EC offerings at Brooks offer a number of options that allow students to participate in campus life in new and diverse ways. Volunteer initiatives are an important staple of the Brooks community wherein the campus partners with local organizations to assist under-served populations.EC opportunities on small and large scales offered me opportunities to affect positive change on and off of campus.
1.) Describe the dorm life in your school - what did you like most about it?
Third form boarders are typically placed housed with other third form peers. As you progress into higher forms you're given the option to choose your living situation, whether that be a traditional dorm structure or a house. Dorm prefects organize nightly dorm chores for litter form boarders.Dorm parents live in apartments connected to the dorm and serve as a consistent guide/ parental figure during the school year.Saturday evening dorm parties were one of my favorite experiences of dorm life at Brooks. They have me a safe and nurturing space to unwind over food and a movie with peers.
1.) Describe the dining arrangements at your school.
Three meals are offered Monday-Saturday and brunch and dinner are offered on Sundays. There are usually enough options to cater to diverse dietary needs and options.Sit-down diners are mandatory two days a week during the fall and winter. School attire is required.The sandwich bar at lunch was a favorite of mine, along with days where local restaurants served popular dishes from their menus (I will always love Fudruckers!)
1.) Describe the school's town and surrounding area.
Because the Brooks campus is slightly off of the beaten path, there isn't much town life. However, there are local popular staples like Harrison's (best roast beef sandwiches ever!) and Benson's ice cream shop. Many a day student with a car were generous enough to partake with me.There are shuttles available on weekends to local malls and movie theatres. There were also faculty available to transport me to my favorite barbershop in Lawrence... if you were like me and felt you needed a haircut every 10 days.

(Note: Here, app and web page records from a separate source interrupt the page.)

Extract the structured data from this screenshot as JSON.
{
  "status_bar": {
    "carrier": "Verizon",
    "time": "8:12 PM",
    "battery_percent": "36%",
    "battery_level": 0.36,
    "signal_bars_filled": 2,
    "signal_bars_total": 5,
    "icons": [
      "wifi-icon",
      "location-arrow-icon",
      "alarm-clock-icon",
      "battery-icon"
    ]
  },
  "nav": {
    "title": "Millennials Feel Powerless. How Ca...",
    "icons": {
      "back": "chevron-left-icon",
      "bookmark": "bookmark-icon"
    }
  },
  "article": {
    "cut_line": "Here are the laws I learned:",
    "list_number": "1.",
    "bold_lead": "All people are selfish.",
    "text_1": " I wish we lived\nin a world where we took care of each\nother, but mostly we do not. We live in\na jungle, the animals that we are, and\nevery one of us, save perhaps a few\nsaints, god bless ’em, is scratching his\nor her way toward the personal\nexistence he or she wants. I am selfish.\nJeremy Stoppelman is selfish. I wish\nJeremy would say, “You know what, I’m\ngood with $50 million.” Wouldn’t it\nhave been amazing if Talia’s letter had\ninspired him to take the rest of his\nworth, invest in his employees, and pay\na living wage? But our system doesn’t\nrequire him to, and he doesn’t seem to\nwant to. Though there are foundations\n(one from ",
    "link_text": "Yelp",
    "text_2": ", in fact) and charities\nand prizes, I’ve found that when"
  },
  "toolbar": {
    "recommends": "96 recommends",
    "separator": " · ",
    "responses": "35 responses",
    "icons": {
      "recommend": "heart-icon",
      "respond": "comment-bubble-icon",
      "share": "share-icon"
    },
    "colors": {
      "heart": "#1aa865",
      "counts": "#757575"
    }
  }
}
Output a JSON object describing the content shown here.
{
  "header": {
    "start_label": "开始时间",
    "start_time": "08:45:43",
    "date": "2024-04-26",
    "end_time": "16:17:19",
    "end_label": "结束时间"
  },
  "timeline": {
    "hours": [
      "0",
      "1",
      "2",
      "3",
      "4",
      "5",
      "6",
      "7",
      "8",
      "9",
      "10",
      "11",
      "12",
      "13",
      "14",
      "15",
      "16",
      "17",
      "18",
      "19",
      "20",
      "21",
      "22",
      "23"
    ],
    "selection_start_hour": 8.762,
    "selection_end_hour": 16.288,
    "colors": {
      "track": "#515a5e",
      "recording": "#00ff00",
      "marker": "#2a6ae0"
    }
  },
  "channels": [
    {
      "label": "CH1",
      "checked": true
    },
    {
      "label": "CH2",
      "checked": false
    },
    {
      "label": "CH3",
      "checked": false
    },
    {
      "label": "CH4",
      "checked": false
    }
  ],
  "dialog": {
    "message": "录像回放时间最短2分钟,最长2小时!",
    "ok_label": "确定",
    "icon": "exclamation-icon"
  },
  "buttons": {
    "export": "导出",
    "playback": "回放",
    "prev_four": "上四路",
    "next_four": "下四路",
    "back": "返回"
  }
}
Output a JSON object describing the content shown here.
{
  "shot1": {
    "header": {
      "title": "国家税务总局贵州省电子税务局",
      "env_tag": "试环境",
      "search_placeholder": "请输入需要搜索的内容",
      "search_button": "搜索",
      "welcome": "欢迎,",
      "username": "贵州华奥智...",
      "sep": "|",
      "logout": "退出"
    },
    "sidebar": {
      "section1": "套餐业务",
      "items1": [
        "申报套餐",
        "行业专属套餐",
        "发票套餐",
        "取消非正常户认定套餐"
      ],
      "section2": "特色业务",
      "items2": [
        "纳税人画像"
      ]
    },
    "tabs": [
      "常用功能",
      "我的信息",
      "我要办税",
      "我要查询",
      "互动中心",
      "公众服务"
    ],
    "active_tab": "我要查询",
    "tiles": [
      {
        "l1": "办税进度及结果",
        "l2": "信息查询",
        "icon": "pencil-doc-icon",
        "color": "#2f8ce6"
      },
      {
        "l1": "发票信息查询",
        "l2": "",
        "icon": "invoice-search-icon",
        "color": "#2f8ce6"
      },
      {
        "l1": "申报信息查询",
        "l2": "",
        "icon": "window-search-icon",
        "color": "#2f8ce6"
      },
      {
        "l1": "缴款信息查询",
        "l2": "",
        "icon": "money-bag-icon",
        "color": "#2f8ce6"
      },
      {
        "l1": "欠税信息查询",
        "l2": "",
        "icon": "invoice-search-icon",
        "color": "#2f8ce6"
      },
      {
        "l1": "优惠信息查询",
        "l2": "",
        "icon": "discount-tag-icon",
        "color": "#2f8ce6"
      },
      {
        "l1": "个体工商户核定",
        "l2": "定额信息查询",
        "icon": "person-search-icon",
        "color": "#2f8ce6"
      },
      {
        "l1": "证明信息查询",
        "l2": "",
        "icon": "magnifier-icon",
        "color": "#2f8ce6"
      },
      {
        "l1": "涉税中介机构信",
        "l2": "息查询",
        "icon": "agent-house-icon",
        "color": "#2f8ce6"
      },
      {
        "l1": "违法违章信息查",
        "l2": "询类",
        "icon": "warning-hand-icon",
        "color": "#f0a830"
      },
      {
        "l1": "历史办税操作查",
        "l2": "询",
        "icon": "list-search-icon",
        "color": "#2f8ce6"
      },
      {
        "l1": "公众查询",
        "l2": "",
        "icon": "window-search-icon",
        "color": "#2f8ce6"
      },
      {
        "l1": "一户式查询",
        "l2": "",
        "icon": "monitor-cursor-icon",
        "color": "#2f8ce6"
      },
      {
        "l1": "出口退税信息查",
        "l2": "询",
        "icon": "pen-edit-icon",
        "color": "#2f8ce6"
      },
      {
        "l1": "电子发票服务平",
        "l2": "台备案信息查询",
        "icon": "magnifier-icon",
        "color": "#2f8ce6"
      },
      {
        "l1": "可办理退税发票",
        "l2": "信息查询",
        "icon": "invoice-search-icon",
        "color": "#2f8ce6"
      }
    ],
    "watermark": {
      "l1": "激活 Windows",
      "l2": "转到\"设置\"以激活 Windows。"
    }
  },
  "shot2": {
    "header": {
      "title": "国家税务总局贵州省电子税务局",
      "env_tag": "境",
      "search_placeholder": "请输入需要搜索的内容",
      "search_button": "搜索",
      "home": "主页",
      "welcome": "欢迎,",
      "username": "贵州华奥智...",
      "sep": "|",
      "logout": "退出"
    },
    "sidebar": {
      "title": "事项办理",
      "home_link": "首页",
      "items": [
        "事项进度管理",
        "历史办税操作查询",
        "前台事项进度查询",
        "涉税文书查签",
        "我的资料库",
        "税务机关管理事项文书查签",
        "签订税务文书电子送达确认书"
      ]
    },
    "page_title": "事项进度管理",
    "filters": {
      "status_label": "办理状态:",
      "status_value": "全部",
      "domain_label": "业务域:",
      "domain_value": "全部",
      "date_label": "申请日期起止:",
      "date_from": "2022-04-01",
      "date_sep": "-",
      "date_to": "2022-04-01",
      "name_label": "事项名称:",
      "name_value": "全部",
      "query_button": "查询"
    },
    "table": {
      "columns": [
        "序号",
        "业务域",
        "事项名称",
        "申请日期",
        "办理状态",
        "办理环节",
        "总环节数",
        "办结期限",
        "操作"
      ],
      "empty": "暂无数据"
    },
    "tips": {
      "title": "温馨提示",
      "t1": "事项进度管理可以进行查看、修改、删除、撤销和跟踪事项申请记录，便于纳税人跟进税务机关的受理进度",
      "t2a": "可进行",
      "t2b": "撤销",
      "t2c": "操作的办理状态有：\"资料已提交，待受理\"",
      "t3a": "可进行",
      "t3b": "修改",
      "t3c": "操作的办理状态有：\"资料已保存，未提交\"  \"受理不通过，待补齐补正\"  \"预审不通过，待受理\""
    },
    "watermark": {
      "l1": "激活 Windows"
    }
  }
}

2.) Describe the social life at your school - what did you like most about it?
Having classes on Saturdays kind of makes you cherish your free time on Saturday evenings and Brooks understood this. As mentioned previously, there are always several options available on and off campus. The campus usually organizes annual boat pasties in the Boston harbor and the Green and White prom. Wednesday and Sunday chapel were a great time to catch with peers and celebrate/recognize our campus' diversity.The administration rarely disappointed when catering to the students.
|8:00 AM||Classes begin|
|1:15 PM||Afternoon classes begin|
|4:00 PM||Practice or games start|
|8:00 PM||Study hall begins|
|10:00 PM||Study hall ends/Dorm check in/Dorm duties|
|10:30 PM||Lights out|
|12:30 AM||Lunch/ Classes end|
|1:30 PM||Prepare for campus games or travel to away games|
|7:30 PM||Campus shuttles leave|
|10:30 PM||Check-in/Dorm parties begin|
Alumni Reviews Review School
- Review Description
- Bates College Be prepared for a 6-day class week at Brooks. While Saturday classes are a requirement, schedules even out with a half day schedule on Wednesdays. . .
- Boston College The community at Brooks, including teachers, staff and students, all share an extremely tight-knit bond that I've never experienced at any other institution. Teachers care about the students, and get to know them extremely well. . .
- Lake Forest College One quality of Brooks that I am not sure is unique but will always stick out in my mind is the quality of the college counseling office. I do not believe I would have had. . .
What prompts somebody to start a boarding school? The motives range from idealism to munificence right on through to capitalism. The common thread seems to be ample capital and a vision of what education can do.
Social media is an essential part of a boarding school's marketing strategy
Parents considering schools should read New York Times columnist Frank Bruni's book about college admissions entitled Where You Go Is Not Who You Will Be: An Antidote to the College Admissions Mania. Much of what he says applies in the private K-12 world.